Some countries create reserved seats in their legislatures for ethnic minorities. In such a case, ethnic parties may primarily or solely compete to win these seats. Examples of this include the Independent Democratic Serb Party which competes for the Sabor's Serb reserved seats and the Maori Party, competing primarily in the Māori electorates.

'Intraethnic parties', or political parties inside diasporic communities

There is also a specifically diasporic type of political parties that could be labelled as 'intraethnic parties', i.e. parties that compete only inside the diasporic political sphere.

The Jewish and Armenian (Dashnak, Ramgavar, or Hentchak) parties belong to this category, as well as the international sections of national parties, such as the (U.S.) Republicans Abroad and Democrats Abroad, the (French) Parti socialiste's Fédération des Français de l'étranger or the American and European branches of the Israeli Likud and of the Kuomintang (Nationalist Party of China).

There can also be specific political groupings representing members of a national community living abroad, such as the Association démocratique des Français de l'étranger - Français du Monde (left-wing) and the Union des Français de l'Etranger (right-wing), both competing for seats in the Assemblée des Français de l'étranger (fr), or the various political lists competing for the Comitati degli italiani all'estero (COMITES).
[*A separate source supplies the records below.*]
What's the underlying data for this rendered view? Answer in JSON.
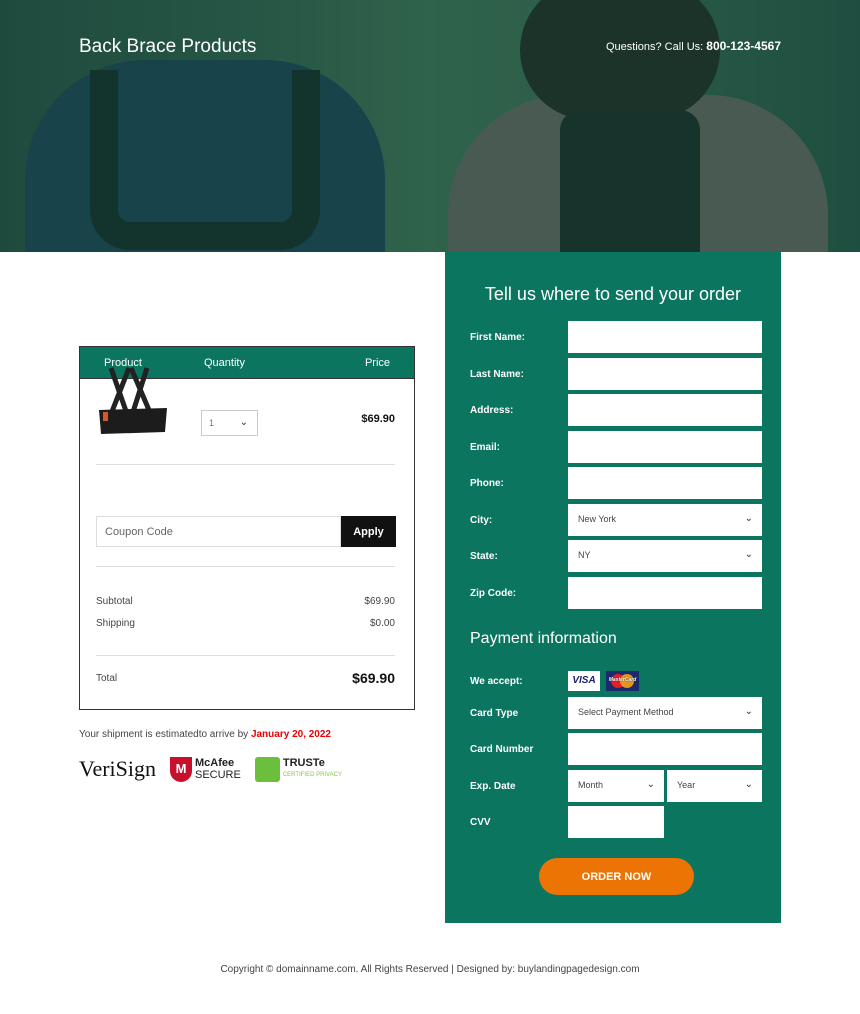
{
  "header": {
    "brand": "Back Brace Products",
    "phone_label": "Questions? Call Us:",
    "phone": "800-123-4567"
  },
  "cart": {
    "columns": [
      "Product",
      "Quantity",
      "Price"
    ],
    "item": {
      "qty": "1",
      "price": "$69.90"
    },
    "coupon_placeholder": "Coupon Code",
    "apply": "Apply",
    "subtotal_label": "Subtotal",
    "subtotal": "$69.90",
    "shipping_label": "Shipping",
    "shipping": "$0.00",
    "total_label": "Total",
    "total": "$69.90"
  },
  "shipment": {
    "text": "Your shipment is estimatedto arrive by",
    "date": "January 20, 2022"
  },
  "seals": [
    "VeriSign",
    "McAfee SECURE",
    "TRUSTe CERTIFIED PRIVACY"
  ],
  "form": {
    "title": "Tell us where to send your order",
    "fields": [
      {
        "label": "First Name:",
        "value": ""
      },
      {
        "label": "Last Name:",
        "value": ""
      },
      {
        "label": "Address:",
        "value": ""
      },
      {
        "label": "Email:",
        "value": ""
      },
      {
        "label": "Phone:",
        "value": ""
      },
      {
        "label": "City:",
        "value": "New York"
      },
      {
        "label": "State:",
        "value": "NY"
      },
      {
        "label": "Zip Code:",
        "value": ""
      }
    ],
    "payment_title": "Payment information",
    "accept_label": "We accept:",
    "cards": [
      "VISA",
      "MasterCard"
    ],
    "card_type_label": "Card Type",
    "card_type": "Select Payment Method",
    "card_number_label": "Card Number",
    "exp_label": "Exp. Date",
    "month": "Month",
    "year": "Year",
    "cvv_label": "CVV",
    "order": "ORDER NOW"
  },
  "footer": "Copyright © domainname.com. All Rights Reserved | Designed by: buylandingpagedesign.com",
  "colors": {
    "green": "#0b7560",
    "orange": "#ec7405",
    "date_red": "#ee0000"
  }
}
  1. ^ a b c Chandra, Kanchan (2004). Why Ethnic Parties Succeed: Patronage and Ethnic Head Counts in India. Cambridge University Press. p. 3. ISBN 978-1-108-63552-3.
  2. ^ Mor, Maayan (2022). "Government Policies, New Voter Coalitions, and the Emergence of Ethnic Dimension in Party Systems". World Politics. 74 (1): 121–166. doi:10.1017/S0043887121000228. hdl:2445/185880. ISSN 0043-8871. S2CID 246488912.
  3. ^ Chandra, Kanchan (2011). "What is an ethnic party?". Party Politics. 17 (2): 151–169. doi:10.1177/1354068810391153. ISSN 1354-0688.
  4. ^ Chandra, Kanchan (2006). "What is Ethnic Identity and Does it Matter?". Annual Review of Political Science. 9 (1): 397–424. doi:10.1146/annurev.polisci.9.062404.170715. ISSN 1094-2939.
  5. ^ Birnir, Jóhanna Kristín (2006). Ethnicity and Electoral Politics. Cambridge University Press. p. 66. ISBN 978-1139462600. Archived from the original on 2022-04-22. Retrieved 2022-03-21.
  6. ^ Donna Lee Van Cott, “Institutional Change and Ethnic Parties in South America.” Latin American Politics and Society 45, 2 (summer 2003): 1-39 (abstract)
  7. ^ Donna Lee Van Cott, From Movements to Parties in Latin America. The Evolution of Ethnic Politics, Cambridge, Cambridge University Press, 2005 ISBN 978-0-521-85502-0 (Introduction)
  8. ^ Amodio, Francesco; Chiovelli, Giorgio; Hohmann, Sebastian (2024). "The Employment Effects of Ethnic Politics". American Economic Journal: Applied Economics. 16 (2): 456–491. doi:10.1257/app.20210579. hdl:10419/215214. ISSN 1945-7782.

Further reading